The Cartier Women’s Initiative offers an entrepreneurship program that includes one-on-one coaching, workshops, and media coverage to women-owned or women-run businesses with a strong social or environmental impact.
IFundWomen helps women-owned businesses gain access to small business grants.
At the federal level, the Small Business Association also has multiple resources for women entrepreneurs.
Women leaders who want to start or grow their businesses can receive free or low-cost training at one of the SBA’s Women’s Business Centers. Click here to find one near you.
Women entrepreneurs can also take advantage of the SBA’s Ascent, a free online learning platform designed in part by experts in women’s entrepreneurship.
Other SBA resources include unique funding opportunities and access to federal contracts. Click here to learn more about these programs.
As helpful as these initiatives are, many women entrepreneurs say they’re not enough. According to Goldman Sachs, 99% of women-owned small businesses say the federal government could do more to support them.
- In the same survey, 89% of women said the playing field for female-owned businesses is not level compared to male-owned businesses.
- 72% of respondents gave the government a “C” or below grade for its ability to meet the needs of women entrepreneurs.
To fill that gap, many women entrepreneurs are turning to each other, forming groups with and seeking mentorship from others who have been in their shoes.
Supporting and lifting each other
Janice Jokkel, founder and owner of The Biz Hive, which helps business owners and busy professionals with support services and workspaces, said her experience in male-dominated Corporate America was “the hardest journey of my life.”
“I was looked at differently,” she said. “I was compensated differently.”
Today, her advice for other women who want to succeed as entrepreneurs or in their organizations is to “collaborate instead of compete.”
“We need to start learning how to lift each other up and support each other,” she said. “Because we’re the only ones that have each other’s backs.”
Kaprice Gunn, a real estate team owner, co-owner and master coach at Workman Success Systems, agrees that there’s strength in numbers. She recommends finding a mentor, participating in retreats, or even forming your own support group of like-minded women to talk about business and life.
“I just think there’s a really cool energy that happens when women who want to see other women rise get together,” she said.

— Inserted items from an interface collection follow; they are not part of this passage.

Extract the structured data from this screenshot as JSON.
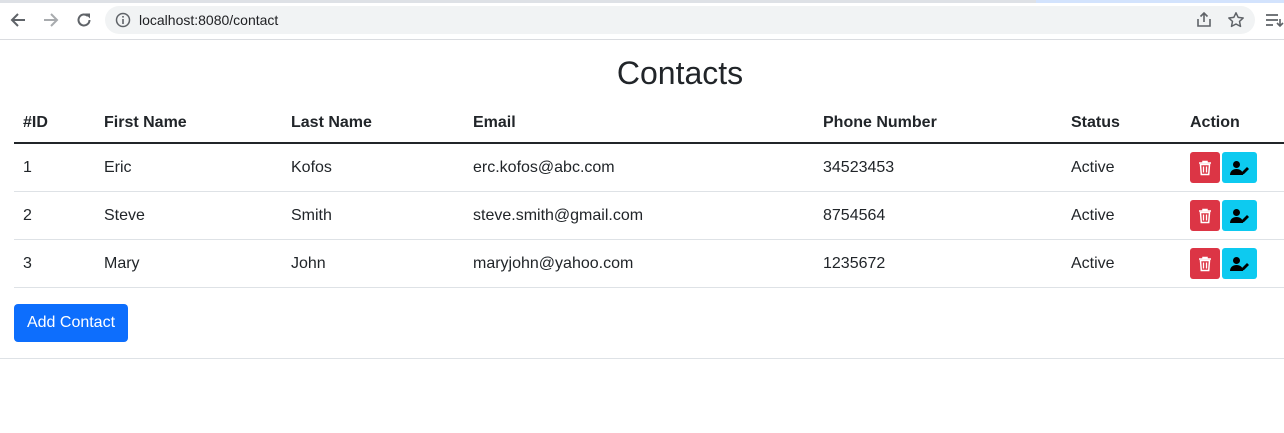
{
  "browser": {
    "url": "localhost:8080/contact"
  },
  "page": {
    "title": "Contacts",
    "add_button_label": "Add Contact"
  },
  "table": {
    "headers": [
      "#ID",
      "First Name",
      "Last Name",
      "Email",
      "Phone Number",
      "Status",
      "Action"
    ],
    "rows": [
      {
        "id": "1",
        "first_name": "Eric",
        "last_name": "Kofos",
        "email": "erc.kofos@abc.com",
        "phone": "34523453",
        "status": "Active"
      },
      {
        "id": "2",
        "first_name": "Steve",
        "last_name": "Smith",
        "email": "steve.smith@gmail.com",
        "phone": "8754564",
        "status": "Active"
      },
      {
        "id": "3",
        "first_name": "Mary",
        "last_name": "John",
        "email": "maryjohn@yahoo.com",
        "phone": "1235672",
        "status": "Active"
      }
    ],
    "actions": [
      {
        "icon": "trash-icon",
        "color": "#dc3545"
      },
      {
        "icon": "user-edit-icon",
        "color": "#0dcaf0"
      }
    ]
  },
  "colors": {
    "primary": "#0d6efd",
    "danger": "#dc3545",
    "info": "#0dcaf0"
  }
}
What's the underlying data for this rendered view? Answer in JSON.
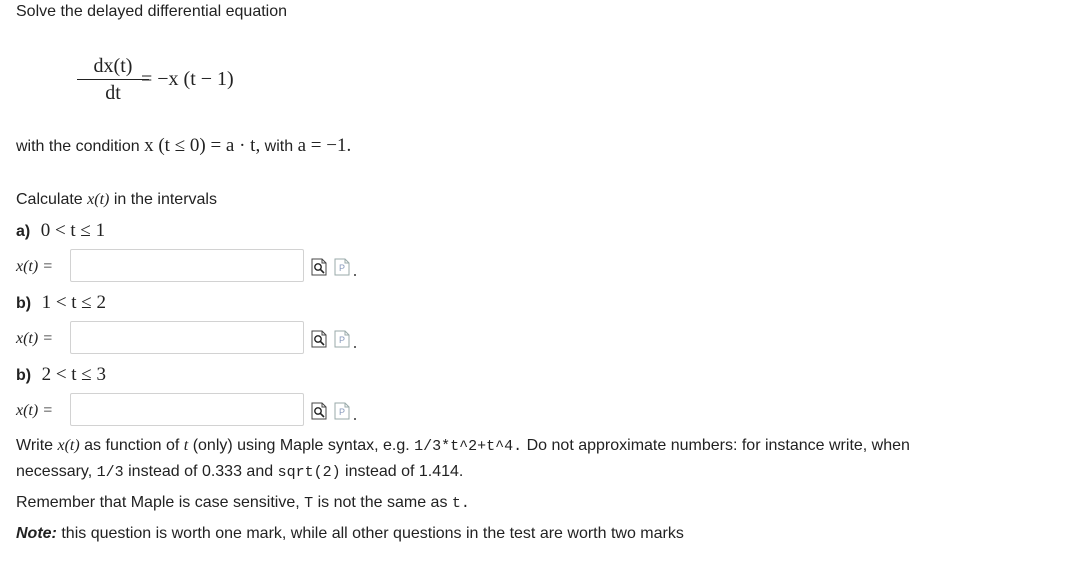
{
  "heading": "Solve the delayed differential equation",
  "equation": {
    "numerator": "dx(t)",
    "denominator": "dt",
    "rhs": "= −x (t − 1)"
  },
  "condition": {
    "prefix": "with the condition",
    "math": "x (t ≤ 0) = a · t,",
    "with": "with",
    "a_value": "a = −1."
  },
  "calculate": {
    "prefix": "Calculate",
    "var": "x(t)",
    "suffix": "in the intervals"
  },
  "parts": [
    {
      "label": "a)",
      "interval": "0 < t ≤ 1",
      "input_label": "x(t) =",
      "value": ""
    },
    {
      "label": "b)",
      "interval": "1 <  t ≤ 2",
      "input_label": "x(t) =",
      "value": ""
    },
    {
      "label": "b)",
      "interval": "2 <  t ≤ 3",
      "input_label": "x(t) =",
      "value": ""
    }
  ],
  "instructions": {
    "line1_a": "Write",
    "line1_var": "x(t)",
    "line1_b": "as function of",
    "line1_t": "t",
    "line1_c": "(only) using Maple syntax, e.g.",
    "example": "1/3*t^2+t^4.",
    "line1_d": "Do not approximate numbers: for instance write, when",
    "line2_a": "necessary,",
    "frac_code": "1/3",
    "line2_b": "instead of 0.333 and",
    "sqrt_code": "sqrt(2)",
    "line2_c": "instead of 1.414."
  },
  "remember": {
    "a": "Remember that Maple is case sensitive,",
    "upper_t": "T",
    "b": "is not the same as",
    "lower_t": "t."
  },
  "note": {
    "label": "Note:",
    "text": "this question is worth one mark, while all other questions in the test are worth two marks"
  }
}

Building the blueprint for a successful business
In addition to finding support, everyone we interviewed recommended women entrepreneurs get their ducks in a row before starting or growing their businesses.

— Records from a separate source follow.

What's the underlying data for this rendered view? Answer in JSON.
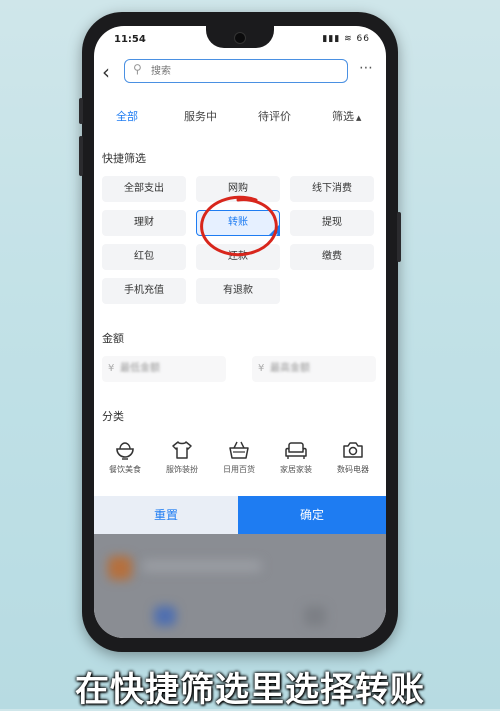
{
  "status_bar": {
    "time": "11:54",
    "icons": "▮▮▮ ≋ 66"
  },
  "search": {
    "placeholder": "搜索"
  },
  "tabs": [
    {
      "label": "全部",
      "active": true
    },
    {
      "label": "服务中",
      "active": false
    },
    {
      "label": "待评价",
      "active": false
    },
    {
      "label": "筛选",
      "active": false
    }
  ],
  "quick_filter": {
    "title": "快捷筛选",
    "chips": [
      "全部支出",
      "网购",
      "线下消费",
      "理财",
      "转账",
      "提现",
      "红包",
      "还款",
      "缴费",
      "手机充值",
      "有退款"
    ],
    "selected": "转账"
  },
  "amount": {
    "title": "金额",
    "currency": "¥",
    "min_placeholder": "最低金额",
    "max_placeholder": "最高金额"
  },
  "category": {
    "title": "分类",
    "items": [
      {
        "label": "餐饮美食",
        "icon": "bowl-icon"
      },
      {
        "label": "服饰装扮",
        "icon": "shirt-icon"
      },
      {
        "label": "日用百货",
        "icon": "basket-icon"
      },
      {
        "label": "家居家装",
        "icon": "sofa-icon"
      },
      {
        "label": "数码电器",
        "icon": "camera-icon"
      }
    ]
  },
  "footer": {
    "reset": "重置",
    "confirm": "确定"
  },
  "caption": "在快捷筛选里选择转账",
  "colors": {
    "accent": "#1e7cf2",
    "annotation": "#d8261c"
  }
}
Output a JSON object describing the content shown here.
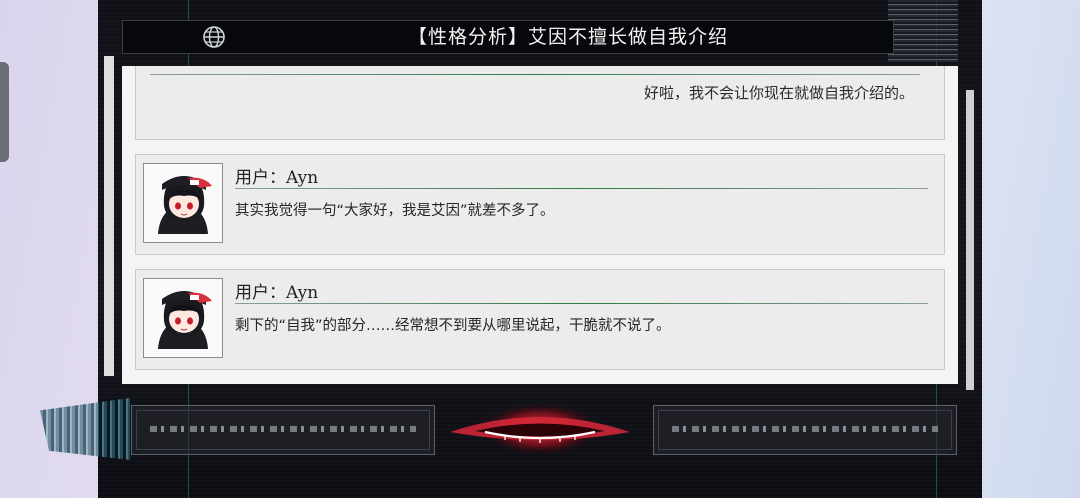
{
  "header": {
    "title": "【性格分析】艾因不擅长做自我介绍",
    "globe_icon": "globe-icon"
  },
  "log": {
    "first_entry_text": "好啦，我不会让你现在就做自我介绍的。",
    "entries": [
      {
        "speaker": "用户：Ayn",
        "message": "其实我觉得一句“大家好，我是艾因”就差不多了。",
        "avatar_icon": "chibi-avatar"
      },
      {
        "speaker": "用户：Ayn",
        "message": "剩下的“自我”的部分……经常想不到要从哪里说起，干脆就不说了。",
        "avatar_icon": "chibi-avatar"
      }
    ]
  },
  "colors": {
    "frame": "#101116",
    "accent_green": "#2f7a4a",
    "emblem_red": "#d8283a"
  }
}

“If someone’s looking to start a business, I think having a strong business plan and understanding the path to profitability is important,” said Gunn.

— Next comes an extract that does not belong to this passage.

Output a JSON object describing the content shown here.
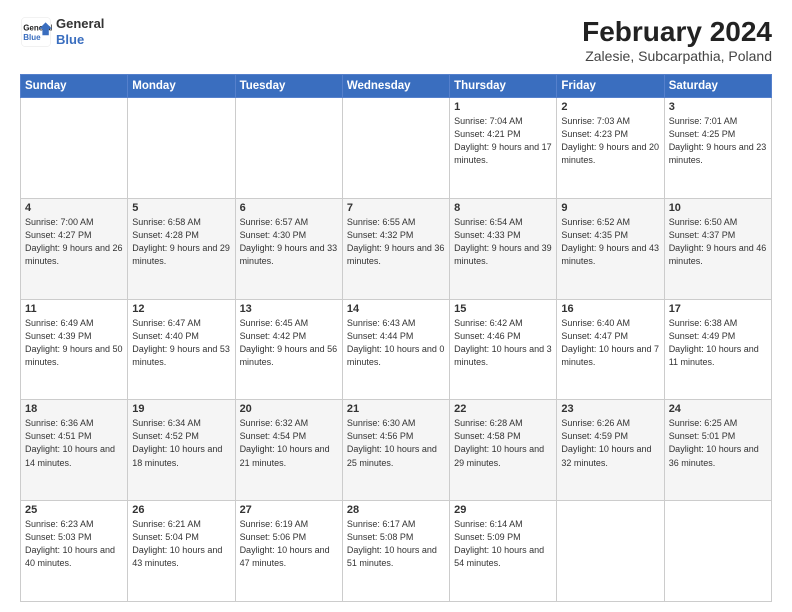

Jokkel recommends building a strong team that can help you bring your vision to the market and serve customers.
“I tell people all the time that you can have the most amazing product and you can spend twenty-five hundred dollars to five thousand dollars a month in marketing. But if you don’t have the right person answering the phone, your business will never thrive,” she said.
She’s a big fan of Wizehire’s platform, which helps growing businesses find strong talent and streamline their recruiting process.
To further strengthen your business skills, Koenig recommends reading books like Atomic Habits: An Easy & Proven Way to Build Good Habits & Break Bad Ones by James Clear and Four Thousand Weeks: Time Management for Mortals by Oliver Burkeman. She also enjoyed Never Split the Difference: Negotiating as if Your Life Depended on It by Chris Voss, a former FBI hostage negotiator.
She said she relies on his tips almost every day.
“I use them with my kids. I use them with my husband. I use them in my business,” she said.
Among the women we talked to in honor of Women’s Small Business Month, the biggest piece of advice was to believe in yourself and go for it.
“The world needs more women leaders,” said Gunn. “There’s a unique energy that women can bring to leadership.”
“This generation needs it. The next generation needs it. And my generation needs it,” she said. “I’d love to continue to encourage women to step up and lead.”